Secondary care data is information we have obtained from local hospitals, other care providers and other external public sources.

Primary care data is information that is provided by your GP surgery and other community service providers.

The Caldicott Review defined direct patient care as a clinical, social or public health activity concerned with the prevention, investigation and treatment of illness and the alleviation of suffering of individuals.

It includes supporting individuals' ability to function and improve their participation in life and society.

It includes the assurance of safe and high quality care and treatment through local audit, the management of untoward or adverse incidents, person satisfaction including measurement of outcomes undertaken by one or more registered and regulated health or social care professionals and their team with whom the individual has a legitimate relationship for their care.

Indirect patient care is defined by the Caldicott Review as activities that contribute to the overall provision of services to a population as a whole or a group of patients with a particular condition, but which fall outside the scope of direct care. It covers health services management, preventative medicine, and medical research. Examples of activities would be risk prediction and stratification, service evaluation, needs assessment, financial audit.

A Data Controller is a person who (either alone or jointly or in common with other persons) determines the purposes for which and the manner in which any personal data are, or are to be, processed.

A person who has expert knowledge of data protection law and practice. This person report to the highest management level of the organisation. The DPO, advice the organisation on Data Protection compliance and monitoring.

Data Services for Commissioners Regional Offices is a regional secure service provided by the Health and Social Care Information Centre (NHS Digital) to process information for NHS organisations. For more information please visit the Health and Social Care Information Centre (NHS Digital).

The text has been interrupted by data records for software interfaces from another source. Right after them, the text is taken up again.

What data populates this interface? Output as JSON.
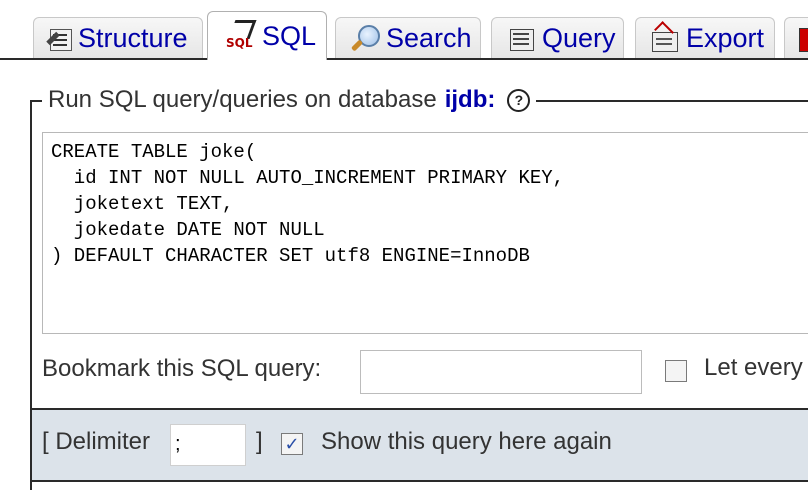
{
  "tabs": [
    {
      "label": "Structure",
      "icon": "structure-icon",
      "active": false
    },
    {
      "label": "SQL",
      "icon": "sql-icon",
      "active": true
    },
    {
      "label": "Search",
      "icon": "search-icon",
      "active": false
    },
    {
      "label": "Query",
      "icon": "query-icon",
      "active": false
    },
    {
      "label": "Export",
      "icon": "export-icon",
      "active": false
    }
  ],
  "panel": {
    "legend_text": "Run SQL query/queries on database",
    "database_name": "ijdb:",
    "help_icon": "?"
  },
  "sql_query": "CREATE TABLE joke(\n  id INT NOT NULL AUTO_INCREMENT PRIMARY KEY,\n  joketext TEXT,\n  jokedate DATE NOT NULL\n) DEFAULT CHARACTER SET utf8 ENGINE=InnoDB",
  "bookmark": {
    "label": "Bookmark this SQL query:",
    "value": "",
    "let_every_label": "Let every",
    "let_every_checked": false
  },
  "options": {
    "delimiter_open": "[ Delimiter",
    "delimiter_value": ";",
    "delimiter_close": "]",
    "show_query_label": "Show this query here again",
    "show_query_checked": true
  },
  "colors": {
    "tab_text": "#0000a8",
    "options_bar": "#dce3ea"
  }
}
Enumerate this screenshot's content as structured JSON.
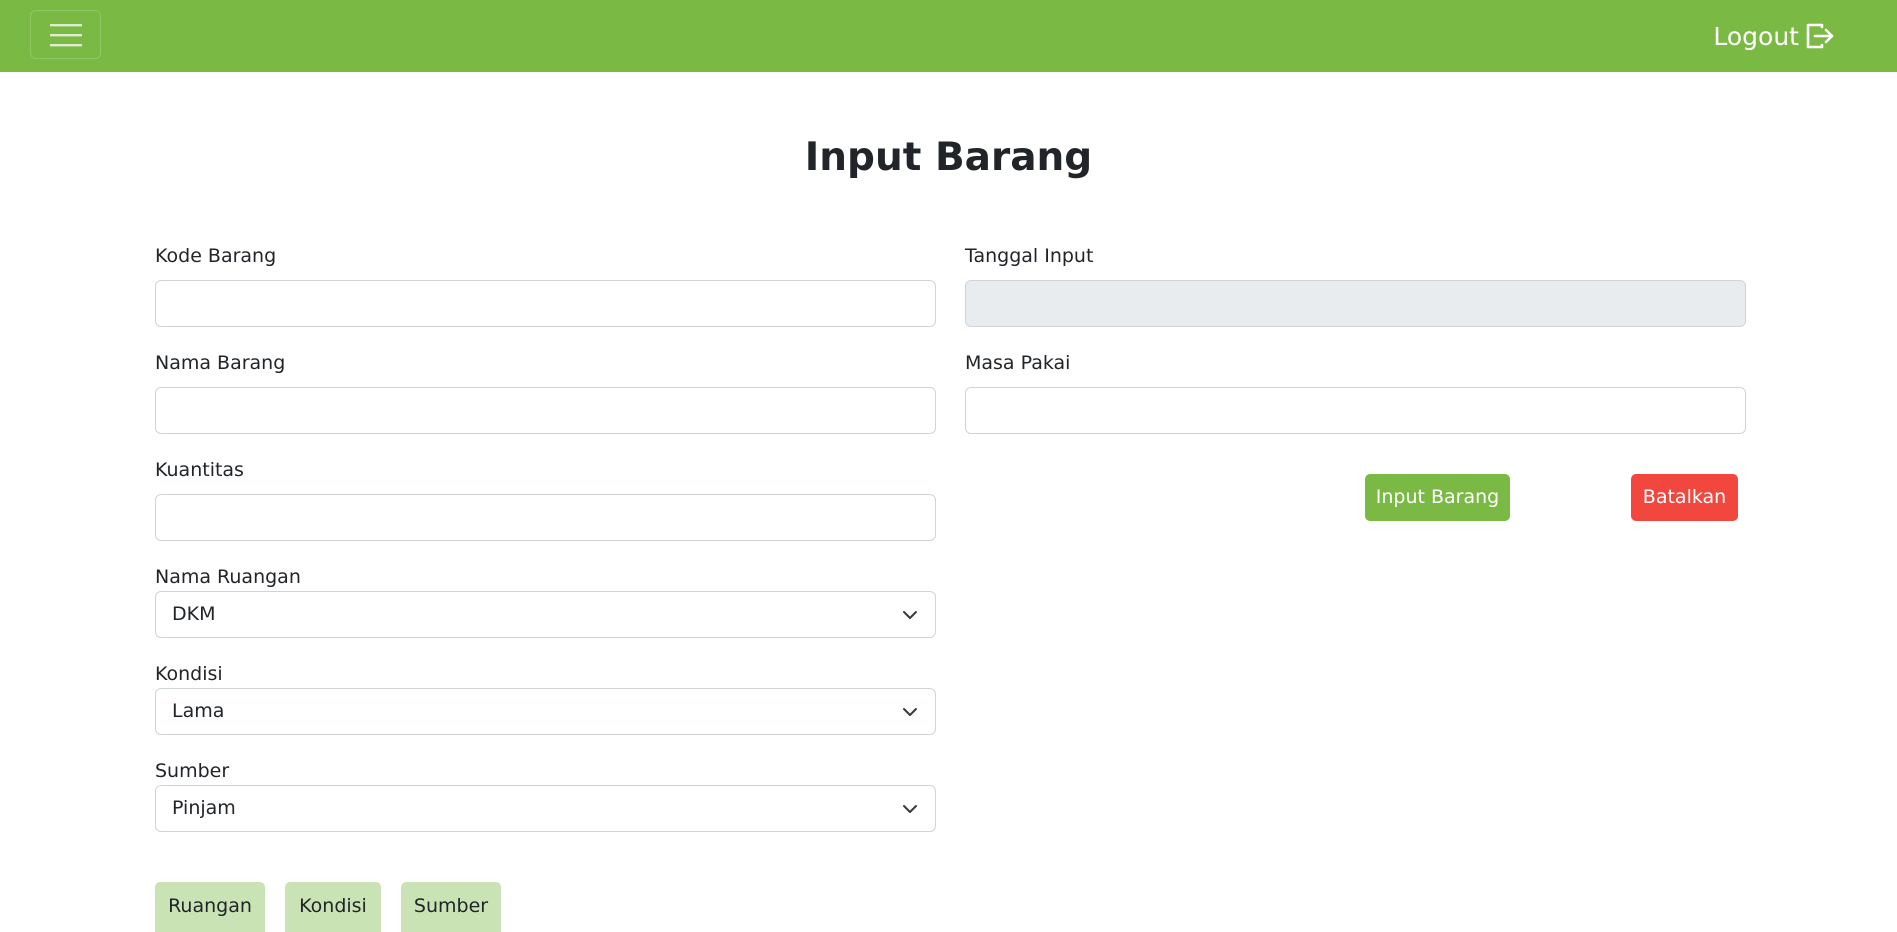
{
  "navbar": {
    "menu_icon": "hamburger-menu-icon",
    "logout_label": "Logout",
    "logout_icon": "logout-icon",
    "color": "#7aba44"
  },
  "page": {
    "title": "Input Barang"
  },
  "form": {
    "kode_barang": {
      "label": "Kode Barang",
      "value": ""
    },
    "tanggal_input": {
      "label": "Tanggal Input",
      "value": ""
    },
    "nama_barang": {
      "label": "Nama Barang",
      "value": ""
    },
    "masa_pakai": {
      "label": "Masa Pakai",
      "value": ""
    },
    "kuantitas": {
      "label": "Kuantitas",
      "value": ""
    },
    "nama_ruangan": {
      "label": "Nama Ruangan",
      "selected": "DKM"
    },
    "kondisi": {
      "label": "Kondisi",
      "selected": "Lama"
    },
    "sumber": {
      "label": "Sumber",
      "selected": "Pinjam"
    }
  },
  "actions": {
    "submit_label": "Input Barang",
    "cancel_label": "Batalkan",
    "submit_color": "#7aba44",
    "cancel_color": "#f1473f"
  },
  "shortcuts": {
    "ruangan": "Ruangan",
    "kondisi": "Kondisi",
    "sumber": "Sumber",
    "color": "#c9e3b4"
  }
}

Your information may be used to help assess the needs of the general population and make informed decisions about the provision of future services. Information can also be used to conduct health research and development and monitor NHS performance.

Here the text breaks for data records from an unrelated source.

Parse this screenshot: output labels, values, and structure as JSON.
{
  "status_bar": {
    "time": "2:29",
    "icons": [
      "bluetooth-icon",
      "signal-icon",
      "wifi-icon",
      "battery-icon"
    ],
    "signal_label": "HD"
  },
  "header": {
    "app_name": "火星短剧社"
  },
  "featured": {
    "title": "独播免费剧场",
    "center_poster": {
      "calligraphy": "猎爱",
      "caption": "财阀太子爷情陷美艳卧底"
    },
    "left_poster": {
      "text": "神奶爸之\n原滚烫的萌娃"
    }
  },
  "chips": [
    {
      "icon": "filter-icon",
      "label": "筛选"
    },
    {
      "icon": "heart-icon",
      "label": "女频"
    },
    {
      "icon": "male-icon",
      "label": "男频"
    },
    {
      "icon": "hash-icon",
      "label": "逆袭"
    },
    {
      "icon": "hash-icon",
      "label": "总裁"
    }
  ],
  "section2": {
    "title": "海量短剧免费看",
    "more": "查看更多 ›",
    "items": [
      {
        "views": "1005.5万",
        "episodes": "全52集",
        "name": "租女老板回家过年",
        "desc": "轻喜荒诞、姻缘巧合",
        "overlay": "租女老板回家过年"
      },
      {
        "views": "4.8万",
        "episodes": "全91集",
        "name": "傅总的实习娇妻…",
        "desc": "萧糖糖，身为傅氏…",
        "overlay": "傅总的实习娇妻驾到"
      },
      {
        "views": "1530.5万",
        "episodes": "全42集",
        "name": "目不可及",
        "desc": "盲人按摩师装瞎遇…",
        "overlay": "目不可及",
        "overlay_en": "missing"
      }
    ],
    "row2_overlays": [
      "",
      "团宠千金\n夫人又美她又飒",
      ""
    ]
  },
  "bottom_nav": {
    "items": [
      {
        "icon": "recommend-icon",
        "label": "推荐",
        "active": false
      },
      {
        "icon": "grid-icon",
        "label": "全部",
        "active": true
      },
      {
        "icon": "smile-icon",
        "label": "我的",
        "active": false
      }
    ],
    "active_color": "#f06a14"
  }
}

Where information is used for statistical purposes, stringent measures are taken to ensure individual patients cannot be identified.  Anonymous statistical information may also be passed to organisations with a legitimate interest, including universities, community safety units and research institutions.

Haringey CCG processes personal data for a number of reasons and in various ways. These are outlined below:

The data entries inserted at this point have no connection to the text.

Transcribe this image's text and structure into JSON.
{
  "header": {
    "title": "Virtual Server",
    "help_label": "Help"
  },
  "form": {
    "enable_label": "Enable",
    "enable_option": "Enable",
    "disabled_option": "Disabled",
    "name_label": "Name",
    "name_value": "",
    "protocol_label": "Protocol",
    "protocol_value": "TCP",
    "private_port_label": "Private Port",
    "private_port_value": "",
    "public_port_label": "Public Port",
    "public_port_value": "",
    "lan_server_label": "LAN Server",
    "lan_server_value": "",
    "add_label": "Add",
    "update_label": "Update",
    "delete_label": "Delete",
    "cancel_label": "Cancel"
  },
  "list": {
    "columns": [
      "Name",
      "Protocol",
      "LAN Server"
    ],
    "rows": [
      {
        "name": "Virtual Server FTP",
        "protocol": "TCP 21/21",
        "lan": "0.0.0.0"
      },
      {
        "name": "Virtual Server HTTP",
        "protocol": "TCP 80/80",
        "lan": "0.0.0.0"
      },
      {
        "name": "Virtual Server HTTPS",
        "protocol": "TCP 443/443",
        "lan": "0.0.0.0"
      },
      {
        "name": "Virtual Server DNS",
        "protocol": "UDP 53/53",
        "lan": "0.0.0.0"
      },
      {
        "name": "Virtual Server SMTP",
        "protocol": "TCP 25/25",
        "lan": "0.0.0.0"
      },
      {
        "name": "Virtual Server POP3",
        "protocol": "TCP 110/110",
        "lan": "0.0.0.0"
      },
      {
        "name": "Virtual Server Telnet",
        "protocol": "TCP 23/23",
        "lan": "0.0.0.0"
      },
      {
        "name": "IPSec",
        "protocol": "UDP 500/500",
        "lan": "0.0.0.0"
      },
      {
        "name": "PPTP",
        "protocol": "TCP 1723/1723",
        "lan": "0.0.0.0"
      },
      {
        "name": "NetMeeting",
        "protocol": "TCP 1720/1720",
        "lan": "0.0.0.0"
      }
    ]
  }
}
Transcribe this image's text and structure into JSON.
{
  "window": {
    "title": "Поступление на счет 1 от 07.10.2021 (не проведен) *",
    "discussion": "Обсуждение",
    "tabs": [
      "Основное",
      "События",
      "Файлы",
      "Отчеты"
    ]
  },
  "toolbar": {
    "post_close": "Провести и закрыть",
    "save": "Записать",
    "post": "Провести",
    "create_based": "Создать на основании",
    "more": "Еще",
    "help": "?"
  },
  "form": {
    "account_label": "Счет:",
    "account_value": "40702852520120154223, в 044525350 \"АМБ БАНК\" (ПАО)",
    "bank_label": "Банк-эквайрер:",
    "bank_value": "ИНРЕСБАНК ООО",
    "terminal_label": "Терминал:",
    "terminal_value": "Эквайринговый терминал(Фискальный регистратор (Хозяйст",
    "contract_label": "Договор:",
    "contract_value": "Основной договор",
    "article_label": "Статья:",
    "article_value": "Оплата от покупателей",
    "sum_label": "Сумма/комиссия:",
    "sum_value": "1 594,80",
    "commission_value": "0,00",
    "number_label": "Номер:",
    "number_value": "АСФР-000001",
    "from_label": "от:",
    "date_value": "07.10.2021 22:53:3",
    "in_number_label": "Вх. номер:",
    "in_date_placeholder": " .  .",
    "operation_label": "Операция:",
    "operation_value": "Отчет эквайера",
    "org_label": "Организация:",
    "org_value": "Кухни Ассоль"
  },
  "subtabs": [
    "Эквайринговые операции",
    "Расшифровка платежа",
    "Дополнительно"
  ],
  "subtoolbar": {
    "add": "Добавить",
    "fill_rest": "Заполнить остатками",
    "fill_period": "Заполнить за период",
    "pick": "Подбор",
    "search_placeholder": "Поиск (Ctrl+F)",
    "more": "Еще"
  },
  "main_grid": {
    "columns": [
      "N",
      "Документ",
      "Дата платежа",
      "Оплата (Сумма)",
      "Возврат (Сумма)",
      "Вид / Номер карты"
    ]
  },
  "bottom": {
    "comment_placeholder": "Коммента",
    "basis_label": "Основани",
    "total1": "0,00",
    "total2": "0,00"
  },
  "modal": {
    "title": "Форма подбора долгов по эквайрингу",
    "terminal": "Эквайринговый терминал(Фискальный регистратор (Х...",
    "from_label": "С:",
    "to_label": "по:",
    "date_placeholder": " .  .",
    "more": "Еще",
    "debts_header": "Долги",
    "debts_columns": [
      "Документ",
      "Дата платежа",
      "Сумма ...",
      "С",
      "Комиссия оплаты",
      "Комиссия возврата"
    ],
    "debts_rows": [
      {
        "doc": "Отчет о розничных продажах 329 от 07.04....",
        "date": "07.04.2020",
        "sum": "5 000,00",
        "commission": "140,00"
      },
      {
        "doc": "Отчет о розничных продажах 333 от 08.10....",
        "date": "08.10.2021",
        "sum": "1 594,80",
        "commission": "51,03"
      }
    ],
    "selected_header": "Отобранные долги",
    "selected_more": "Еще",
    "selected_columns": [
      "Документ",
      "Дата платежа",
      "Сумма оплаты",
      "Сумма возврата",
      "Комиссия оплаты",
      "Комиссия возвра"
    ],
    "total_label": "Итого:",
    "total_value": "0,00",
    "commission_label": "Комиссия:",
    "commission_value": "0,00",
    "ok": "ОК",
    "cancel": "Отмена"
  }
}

  • For the purpose of internal operations, Haringey CCG will use both electronic and manual mechanisms to process personal confidential information relating to its employees and visitors to our sites and services. This is based on explicit consent provided by each employee at the time of joining and updated when any changes are made through internal communications.
  • For the purpose of direct patient care, Haringey CCG will ensure that any information collected about you is initially provided by you and where any additional information is collected or used this will be with your explicit consent.
  • For the provision of indirect care and to maintain rules for use of information,HaringeyCCG uses a number of approved and secure services / systems to process information about you such as: 
    • Data Services for Commissioners Regional Offices – this is a regional secure service provided by the Health and Social Care Information Centre via the North and East London (NEL). Further information can be found on the Health and Social Care Information Centre (NHS Digital) website.
    • Controlled Environment for Finance (CEfF) – this is another established group provided by the North and East London Commissioning Support Unit (NELCSU) on behalf of NHS England to support invoice validation. This service was established under a Section 251 exemption of the Health and Social Care Act 2012 to allow commissioning organisations to validate invoices it received ensuring correct payments are identified and made on behalf of Haringey CCG.

Last updated: 24/03/2020